Granit Xhaka (Arsenal)
The 2016-17 season was a curious one for Xhaka, who arrived to much fanfare last summer as Arsene Wenger's most significant holding midfield purchase in many years. But the opening to his campaign was difficult; first he was omitted from Arsenal's starting XI, then he drew too much attention for careless mistakes, particularly his ability to get into trouble with referees. He was one of only three players sent off twice in the Premier League.
Yet by the end of the campaign -- after he'd served his second ban -- Xhaka was starting every game and was a surprising beneficiary of Wenger's switch to a 3-4-3 formation. In a positional sense his role didn't change too much, but the balance worked nicely between him and Aaron Ramsey, who was given greater licence to get forward. Xhaka, Meanwhile, had the protection of an extra man in defence behind him.
Xhaka's long-range passing came into its own, his tackling was calmer and more precise and he also offered a goalscoring threat from range with his powerful left foot. It feels like he simply needed to learn about the Premier League; his second campaign should see him emerge as one of Arsenal's leaders.
Leroy Sane (Manchester City)
The first thing you notice when watching Sane is simple: his speed. Whereas many modern-day wide players are desperate to come inside and show their invention from between the lines, he is an old-school winger who hugs the touchline and then sprints in behind.
In the first half of last season Sane was usually fielded as a substitute and he started just four times before Christmas, once as a wing-back vs. Chelsea. Injury then kept him out but, when he returned, he became a fixture, starting 16 of the final 17 games as Pep Guardiola played a more consistent XI. Sane scored against Tottenham, Sunderland, Arsenal and Southampton, generally when using his speed in behind the opposing defence.
But it feels like there's more to come; this is a player capable of reaching double figures in goals. A year of experience in England, combined with a greater understanding of Guardiola's methods, should help. Sane might also be able to perform better physically this season, having undergone surgery on a nose problem that left him unable to breathe properly. Perhaps that will, ahem, help him sniff out more goals that turn his potential into efficiency.
David Luiz (Chelsea)
Luiz's huge improvement upon his return to English football seemingly stemmed primarily from Antonio Conte's system. After all, ask any Paris Saint-Germain supporter what happened in Ligue 1 to transform him into a top-class player and they'll likely look at you blankly; he was making plenty of mistakes in France.
In a four-man backline Luiz always appeared somewhat reluctant to defend in a traditional manner, often standing off opponents for too long before recklessly diving into tackles. Now he plays a calmer, more reserved game as the spare man, sweeping up behind two centre-back colleagues. But there's no guarantee that Conte will stick with his three-man defence.

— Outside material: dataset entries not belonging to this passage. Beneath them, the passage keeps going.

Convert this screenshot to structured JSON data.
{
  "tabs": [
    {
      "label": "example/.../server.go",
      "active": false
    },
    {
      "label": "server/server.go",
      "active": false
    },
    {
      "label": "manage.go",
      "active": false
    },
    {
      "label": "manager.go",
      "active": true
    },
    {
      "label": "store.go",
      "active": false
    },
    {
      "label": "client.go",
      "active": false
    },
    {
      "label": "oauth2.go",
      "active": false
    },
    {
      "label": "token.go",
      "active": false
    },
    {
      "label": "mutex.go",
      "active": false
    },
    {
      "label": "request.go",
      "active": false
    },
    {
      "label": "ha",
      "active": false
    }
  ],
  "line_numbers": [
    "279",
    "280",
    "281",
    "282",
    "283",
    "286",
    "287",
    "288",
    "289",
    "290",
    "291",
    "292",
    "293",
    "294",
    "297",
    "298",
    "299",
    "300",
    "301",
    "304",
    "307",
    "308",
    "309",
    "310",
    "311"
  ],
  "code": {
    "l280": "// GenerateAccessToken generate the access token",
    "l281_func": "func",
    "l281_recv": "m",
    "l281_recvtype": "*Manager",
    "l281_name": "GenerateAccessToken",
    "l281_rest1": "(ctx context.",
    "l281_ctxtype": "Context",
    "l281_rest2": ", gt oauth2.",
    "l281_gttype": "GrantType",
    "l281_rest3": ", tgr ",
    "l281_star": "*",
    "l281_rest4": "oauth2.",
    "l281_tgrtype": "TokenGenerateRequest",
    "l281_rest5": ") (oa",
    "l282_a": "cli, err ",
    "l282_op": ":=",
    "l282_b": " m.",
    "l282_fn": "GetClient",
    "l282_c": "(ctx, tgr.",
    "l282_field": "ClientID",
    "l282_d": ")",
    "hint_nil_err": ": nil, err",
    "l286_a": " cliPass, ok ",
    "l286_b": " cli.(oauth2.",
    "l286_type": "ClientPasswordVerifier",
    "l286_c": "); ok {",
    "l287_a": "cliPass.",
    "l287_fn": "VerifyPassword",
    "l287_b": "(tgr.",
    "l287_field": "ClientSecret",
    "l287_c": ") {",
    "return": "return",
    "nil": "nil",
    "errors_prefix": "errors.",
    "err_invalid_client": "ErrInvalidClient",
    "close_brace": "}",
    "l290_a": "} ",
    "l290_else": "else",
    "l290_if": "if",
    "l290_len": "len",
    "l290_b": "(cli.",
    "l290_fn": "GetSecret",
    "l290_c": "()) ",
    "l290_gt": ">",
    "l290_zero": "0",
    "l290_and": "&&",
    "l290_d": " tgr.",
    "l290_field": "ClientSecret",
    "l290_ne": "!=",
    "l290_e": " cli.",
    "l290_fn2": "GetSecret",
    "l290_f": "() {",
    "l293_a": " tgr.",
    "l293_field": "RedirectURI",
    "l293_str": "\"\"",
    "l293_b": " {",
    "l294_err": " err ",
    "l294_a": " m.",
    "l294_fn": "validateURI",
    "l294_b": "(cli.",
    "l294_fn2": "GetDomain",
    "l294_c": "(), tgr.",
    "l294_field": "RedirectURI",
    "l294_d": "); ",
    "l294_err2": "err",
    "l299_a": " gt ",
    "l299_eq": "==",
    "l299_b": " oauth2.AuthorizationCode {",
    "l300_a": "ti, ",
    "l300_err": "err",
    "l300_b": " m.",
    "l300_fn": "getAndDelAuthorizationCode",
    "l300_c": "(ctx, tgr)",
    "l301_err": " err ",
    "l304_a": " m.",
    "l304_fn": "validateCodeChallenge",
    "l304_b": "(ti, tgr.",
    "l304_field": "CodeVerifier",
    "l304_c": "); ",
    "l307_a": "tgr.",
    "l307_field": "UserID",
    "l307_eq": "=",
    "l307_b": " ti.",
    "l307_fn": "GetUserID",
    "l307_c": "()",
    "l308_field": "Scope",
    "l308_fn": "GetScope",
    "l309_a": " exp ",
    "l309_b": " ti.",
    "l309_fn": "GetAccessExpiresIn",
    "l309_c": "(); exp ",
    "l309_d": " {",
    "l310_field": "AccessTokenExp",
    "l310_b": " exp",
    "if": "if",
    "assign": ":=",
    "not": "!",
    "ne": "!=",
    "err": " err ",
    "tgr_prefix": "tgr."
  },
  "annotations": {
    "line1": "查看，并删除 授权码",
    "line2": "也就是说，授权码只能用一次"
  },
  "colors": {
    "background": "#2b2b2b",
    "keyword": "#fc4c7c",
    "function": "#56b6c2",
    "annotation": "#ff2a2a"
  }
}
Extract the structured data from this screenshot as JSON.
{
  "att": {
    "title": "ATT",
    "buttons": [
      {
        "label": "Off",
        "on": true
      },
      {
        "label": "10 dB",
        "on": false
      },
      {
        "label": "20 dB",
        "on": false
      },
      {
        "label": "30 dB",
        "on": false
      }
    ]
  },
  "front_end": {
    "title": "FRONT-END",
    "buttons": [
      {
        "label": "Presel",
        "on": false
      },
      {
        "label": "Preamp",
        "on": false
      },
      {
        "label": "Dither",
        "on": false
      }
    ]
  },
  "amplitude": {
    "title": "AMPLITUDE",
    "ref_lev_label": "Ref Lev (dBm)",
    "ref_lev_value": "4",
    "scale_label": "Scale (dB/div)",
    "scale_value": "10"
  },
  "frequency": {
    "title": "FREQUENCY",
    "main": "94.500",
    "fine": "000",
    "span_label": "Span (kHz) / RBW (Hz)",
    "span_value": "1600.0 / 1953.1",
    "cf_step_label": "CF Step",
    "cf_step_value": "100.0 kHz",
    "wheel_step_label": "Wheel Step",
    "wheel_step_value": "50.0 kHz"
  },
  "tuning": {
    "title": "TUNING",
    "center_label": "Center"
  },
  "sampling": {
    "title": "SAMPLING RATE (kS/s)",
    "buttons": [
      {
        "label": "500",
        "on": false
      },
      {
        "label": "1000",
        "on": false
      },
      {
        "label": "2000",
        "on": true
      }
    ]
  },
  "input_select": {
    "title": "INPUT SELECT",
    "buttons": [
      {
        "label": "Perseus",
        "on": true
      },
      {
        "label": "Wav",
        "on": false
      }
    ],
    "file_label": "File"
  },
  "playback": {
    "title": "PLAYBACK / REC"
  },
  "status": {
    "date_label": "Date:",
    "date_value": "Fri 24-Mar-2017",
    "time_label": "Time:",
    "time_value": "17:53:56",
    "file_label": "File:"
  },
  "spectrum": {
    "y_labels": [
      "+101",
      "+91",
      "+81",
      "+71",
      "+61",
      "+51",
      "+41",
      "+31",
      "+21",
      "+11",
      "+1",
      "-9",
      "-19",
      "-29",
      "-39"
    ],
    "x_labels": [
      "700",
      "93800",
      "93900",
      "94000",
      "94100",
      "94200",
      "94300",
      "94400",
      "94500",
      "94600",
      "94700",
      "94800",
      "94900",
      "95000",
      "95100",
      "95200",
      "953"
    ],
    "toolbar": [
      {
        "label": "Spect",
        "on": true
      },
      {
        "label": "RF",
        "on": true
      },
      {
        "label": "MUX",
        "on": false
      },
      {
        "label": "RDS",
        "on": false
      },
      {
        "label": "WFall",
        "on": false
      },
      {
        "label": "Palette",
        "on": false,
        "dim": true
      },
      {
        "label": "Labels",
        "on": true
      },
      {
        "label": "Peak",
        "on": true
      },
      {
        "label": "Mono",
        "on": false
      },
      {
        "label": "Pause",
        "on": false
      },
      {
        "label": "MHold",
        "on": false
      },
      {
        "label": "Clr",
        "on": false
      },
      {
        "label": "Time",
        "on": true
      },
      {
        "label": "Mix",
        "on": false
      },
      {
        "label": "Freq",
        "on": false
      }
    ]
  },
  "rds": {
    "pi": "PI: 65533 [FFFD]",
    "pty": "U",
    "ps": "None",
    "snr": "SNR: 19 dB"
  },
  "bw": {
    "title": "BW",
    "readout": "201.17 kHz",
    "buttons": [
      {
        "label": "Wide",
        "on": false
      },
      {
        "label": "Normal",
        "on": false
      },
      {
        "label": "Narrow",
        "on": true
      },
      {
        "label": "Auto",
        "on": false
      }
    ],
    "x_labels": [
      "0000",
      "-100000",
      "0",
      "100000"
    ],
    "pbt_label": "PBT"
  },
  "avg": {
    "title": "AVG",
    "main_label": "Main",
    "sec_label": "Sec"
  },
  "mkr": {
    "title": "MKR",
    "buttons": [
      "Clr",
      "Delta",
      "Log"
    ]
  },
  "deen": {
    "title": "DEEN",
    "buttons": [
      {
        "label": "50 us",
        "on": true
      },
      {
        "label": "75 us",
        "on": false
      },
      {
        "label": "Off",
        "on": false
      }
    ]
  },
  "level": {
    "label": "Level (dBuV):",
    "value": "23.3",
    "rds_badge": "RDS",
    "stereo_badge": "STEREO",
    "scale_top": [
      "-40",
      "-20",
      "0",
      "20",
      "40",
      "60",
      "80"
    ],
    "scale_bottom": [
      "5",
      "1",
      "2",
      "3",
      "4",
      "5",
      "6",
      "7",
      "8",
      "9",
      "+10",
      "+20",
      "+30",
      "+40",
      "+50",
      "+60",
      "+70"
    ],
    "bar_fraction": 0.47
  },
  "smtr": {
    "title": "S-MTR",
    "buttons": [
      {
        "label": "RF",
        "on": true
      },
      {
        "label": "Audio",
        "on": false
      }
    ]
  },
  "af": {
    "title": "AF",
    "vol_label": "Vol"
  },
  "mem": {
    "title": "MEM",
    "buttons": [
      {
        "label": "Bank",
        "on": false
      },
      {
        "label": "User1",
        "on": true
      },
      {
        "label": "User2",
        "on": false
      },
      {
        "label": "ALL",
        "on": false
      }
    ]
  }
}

Toward the end of last season, it felt like opposition managers started to work out how to play against Chelsea's 3-4-3, whether by matching the shape -- as Arsenal did in the FA Cup final -- or by exploiting the weaknesses of individual defenders. If Conte does change his approach, Luiz won't look as assured and his position could be under threat.
Idrissa Gueye (Everton)
Gueye was one of Everton's outstanding players last season. Despite a disappointing debut Premier League campaign with Aston Villa, in which he suffered relegation, his impressive ball-winning statistics were enough to get him a move to Goodison Park. Sure enough, he continued where he left off and only N'Golo Kante recorded ball-winning figures as impressive. On tackles alone, Gueye managed 100 to the Chelsea man's 81.
There's a sense, though, that Gueye is a somewhat limited footballer: A pure destroyer, a scrapper who breaks up play rather than starting positive passing moves. Now, with Everton signing a number of exciting, creative players, there will be a change in the approach of Ronald Koeman's side and that could go two ways.
Perhaps Koeman will pack his side with so many attack-minded players that Everton need someone to stay back and mind the defence, a la Claude Makelele at Real Madrid. But it's just as likely that opponents will sit deeper and concentrate on denying space, meaning more guile is needed from deeper positions. Morgan Schneiderlin is a better all-round midfielder and, with Davy Klaassen sure to start and Tom Davies an option for his energy, Gueye might no longer be an automatic first-choice.
Georginio Wijnaldum (Liverpool)
Wijnaldum's impact at Liverpool last season was impressive. He played well on his debut in a win at Arsenal and was a regular in a left-centre midfield role, contributing to Liverpool's consistent pressing approach. He regularly stormed into the box too; his headed winner against Manchester City on New Year's Eve was particularly memorable.
The problem for Wijnaldum, however, is that he doesn't contribute anything unique. He's a fine all-round midfielder and useful in terms of balance but Jurgen Klopp's superior options mean he might well be demoted to the bench. For example, Mohamed Salah has been signed presumably to play in a front three alongside Sadio Mane and Roberto Firmino, meaning Philippe Coutinho is likely to drop back into midfield.
With Adam Lallana one of Liverpool's most impressive performers and Jordan Henderson providing discipline in the holding role, it feels like Wijnaldum -- somewhat unfortunately -- might be the odd man out. Klopp will still need his services as a useful option for rotation and tactical reasons. Whether Wijnaldum will contribute significantly to a title charge, however, is up for question.
Michael Cox is the editor of zonalmarking.net and a contributor to ESPN FC. Follow him on Twitter @Zonal_Marking.